A "phonetic" method teaches sounds to be associated with letters and combinations of letters. Students memorize these associations. They learn to sound out and then blend sound combinations to produce words. This method requires direct teaching of "sounding out" methods, and memorization of pronunciation rules. One method that teachers use to develop students' ability to sound out words and blend sounds is Elkonin boxes. The most perfect phonetic system is Orton phonography, originally developed to teach brain-damaged adults to read. Orton described 73 "phonograms", or letter combinations, and 23 rules for spelling and pronunciation. By following these rules one can correctly pronounce and spell all but 123 of the 13,000 most common English words.
Advocates of "look say" teaching argue that it is the method used by literate adults to read all familiar words. Also the method is said to be easy to teach, and pleasant for students. Critics charge that a "look say" student can only speak and spell words that they have been taught, therefore, the critic says, they are permanently crippled when compared to phonetically-taught students. Also, it is established that this method requires an expensive set of textbooks for each student. It is therefore very popular with textbook companies. Critics have charged that for this reason, book companies may have found methods to bias experts and institutions to favor this method.

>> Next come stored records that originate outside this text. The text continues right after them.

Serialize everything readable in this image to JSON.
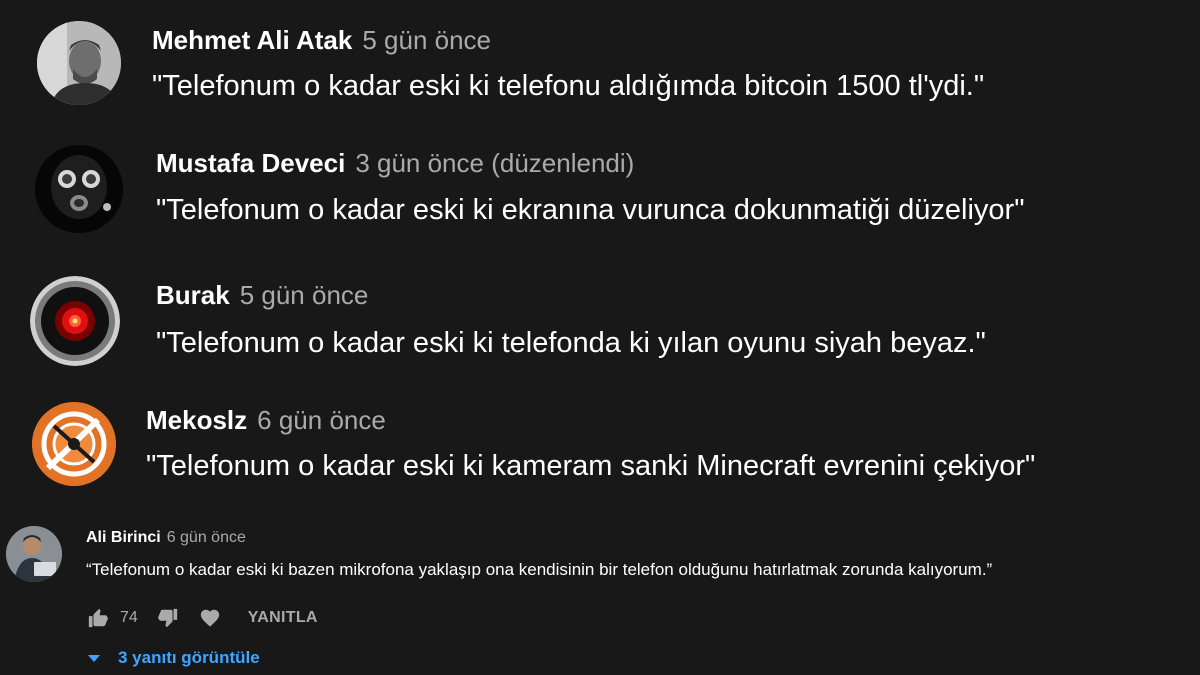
{
  "comments": [
    {
      "author": "Mehmet Ali Atak",
      "time": "5 gün önce",
      "text": "\"Telefonum o kadar eski ki telefonu aldığımda bitcoin 1500 tl'ydi.\"",
      "avatar": "man-portrait-avatar"
    },
    {
      "author": "Mustafa Deveci",
      "time": "3 gün önce (düzenlendi)",
      "text": "\"Telefonum o kadar eski ki ekranına vurunca dokunmatiği düzeliyor\"",
      "avatar": "gas-mask-avatar"
    },
    {
      "author": "Burak",
      "time": "5 gün önce",
      "text": "\"Telefonum o kadar eski ki telefonda ki yılan oyunu siyah beyaz.\"",
      "avatar": "red-eye-lens-avatar"
    },
    {
      "author": "Mekoslz",
      "time": "6 gün önce",
      "text": "\"Telefonum o kadar eski ki kameram sanki Minecraft evrenini çekiyor\"",
      "avatar": "orange-emblem-avatar"
    },
    {
      "author": "Ali Birinci",
      "time": "6 gün önce",
      "text": "“Telefonum o kadar eski ki bazen mikrofona yaklaşıp ona kendisinin bir telefon olduğunu hatırlatmak zorunda kalıyorum.”",
      "avatar": "man-laptop-avatar"
    }
  ],
  "actions": {
    "like_count": "74",
    "reply_label": "YANITLA"
  },
  "replies": {
    "label": "3 yanıtı görüntüle"
  },
  "colors": {
    "background": "#181818",
    "text": "#ffffff",
    "secondary": "#aaaaaa",
    "link": "#3ea6ff"
  }
}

Advocates of phonetics cite the large reading and spelling vocabulary that phonetic students can theoretically obtain. However, critics of phonetic methods talk of students that fail at each one of the method's many mandatory skills. Almost all students learn letter-sounds. Many students find it difficult to "blend" the letter sounds to produce sensible speech. Some students also fail to apply rules to select letter sounds. Also, critics charge that in phonetic programs, students can learn to pronounce a sentence without ever learning to understand it. The same, of course, holds true for "look say".